Rising Launch Costs

This is what the DoD thinks being a custodian of the Taxpayer’s money looks like.

On March 5, 2014, the Senate Appropriations Defense Subcommittee held a hearing about National Security Space Launch Programs.  The hearing was a session with SpaceX’s Elon Musk, and the United Launch Alliance’s (ULA) Michael Gass concerning the Evolved Expendable Launch Vehicle (EELV) program and contract with the Department of Defense (DoD) and the program’s rising launch costs.  The costs of launching a rocket through EELV have been rising since Boeing and Lockheed Martin formed the ULA in 2006.  Why then, are they rising?

The answer may lie in Stewart Money’s (The Space Review writer) analysis and reporting of the ULA’s launch prices.  Before getting into his numbers, keep in mind the whole point of the EELV contract was to cut launch prices taxpayers were paying by 25-50%.  Boeing and Lockheed Martin both won EELV contracts in 1998.  In FY 2002, before Boeing and Lockheed Martin formed the ULA partnership, a launch might cost $72 million.  Potentially, then, the whole idea was to bring launch costs down to $36 million.  That didn’t happen.  Mr. Money brings up DoD estimates that EACH unit (including rocket cores and subsidies) the ULA put on a launchpad in FY 2010 cost an average of $272 million.  For FY 2012, the ULA’s charges rose to $425 million per unit.

To put some of these costs into perspective, it only costs SpaceX about $57 million to launch their newest generation of rockets with revolutionary rocket engines and configurations.  And SpaceX is adding landing legs free of charge.  So why does it cost the ULA so much more?
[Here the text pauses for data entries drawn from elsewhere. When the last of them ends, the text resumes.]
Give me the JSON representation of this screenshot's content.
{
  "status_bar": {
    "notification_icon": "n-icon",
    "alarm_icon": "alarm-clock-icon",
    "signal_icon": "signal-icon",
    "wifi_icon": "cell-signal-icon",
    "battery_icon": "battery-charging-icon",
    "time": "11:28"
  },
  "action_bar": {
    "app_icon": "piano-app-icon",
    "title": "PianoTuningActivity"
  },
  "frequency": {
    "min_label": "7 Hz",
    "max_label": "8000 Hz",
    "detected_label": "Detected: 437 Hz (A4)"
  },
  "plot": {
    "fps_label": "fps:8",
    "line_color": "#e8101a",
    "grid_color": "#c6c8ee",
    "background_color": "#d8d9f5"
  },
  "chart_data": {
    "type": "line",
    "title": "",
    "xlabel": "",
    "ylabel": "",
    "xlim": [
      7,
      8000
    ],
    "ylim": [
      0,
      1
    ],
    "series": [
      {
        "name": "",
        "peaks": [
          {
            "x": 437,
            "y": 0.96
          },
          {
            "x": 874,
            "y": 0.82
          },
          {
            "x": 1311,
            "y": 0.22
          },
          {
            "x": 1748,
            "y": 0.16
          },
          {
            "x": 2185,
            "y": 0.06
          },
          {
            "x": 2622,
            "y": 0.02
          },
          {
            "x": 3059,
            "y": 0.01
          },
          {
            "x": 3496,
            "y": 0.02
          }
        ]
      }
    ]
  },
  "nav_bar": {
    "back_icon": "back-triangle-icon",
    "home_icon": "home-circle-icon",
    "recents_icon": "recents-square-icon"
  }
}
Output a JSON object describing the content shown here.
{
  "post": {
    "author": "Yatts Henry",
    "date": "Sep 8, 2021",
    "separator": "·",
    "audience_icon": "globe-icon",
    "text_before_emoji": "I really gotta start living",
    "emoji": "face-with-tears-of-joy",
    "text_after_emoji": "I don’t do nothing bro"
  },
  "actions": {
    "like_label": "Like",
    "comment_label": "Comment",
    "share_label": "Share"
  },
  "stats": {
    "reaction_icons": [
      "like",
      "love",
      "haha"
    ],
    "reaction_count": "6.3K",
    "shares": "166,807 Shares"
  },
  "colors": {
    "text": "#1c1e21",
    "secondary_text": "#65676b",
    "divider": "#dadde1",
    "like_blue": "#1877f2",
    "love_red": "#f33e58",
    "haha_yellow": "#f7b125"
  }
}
During the Subcommittee hearing, the ULA pushed the idea the DoD is responsible for many of the EELV’s extra costs.  They clarified that the extra costs come from the amount of requirements changes and mission assurance processes imposed during each launch build up.  The ULA also believe SpaceX’s launch costs would be significantly more than what SpaceX is charging currently to customers, because SpaceX would need to address DoD/USAF requirements during launch.

Using the initial SpaceX launch cost as a baseline, if the government decided to open the entire launch allotment in the EELV contract to SpaceX and others instead of giving the ULA its original launch allotment, SpaceX, all on its own, could launch 7 rockets for the price of the ULA’s one.  This would be without needing to comply with more government requirements.  However, Mr. Musk also agreed during the hearing that if his company faced the same launch requirements the ULA faced, his company’s costs would go up 50% per launch (to $90 million).  Even that “markup” means four SpaceX rockets could be purchased for the price of one ULA rocket.  It’s a relative bargain.

And SpaceX is aiming to make launch cheaper.  If they can make their Falcon rockets reusable, as they have been slowly doing, the ULA $425 million price tag will just make the DoD contract deal look silly and irresponsible with taxpayer money.  For now, the Senate Subcommittee can’t seem to agree that competition in the launch industry is a good thing, especially regarding established contracts for National Security Space Launch Programs.  The USAF is obstinately continuing down its planned path of contractual “not-rocking-the-boat” by paying wheelbarrows of money to the ULA to slowly launch the majority of rockets, instead of heading to Musk’s Mega-cheap Missile Market.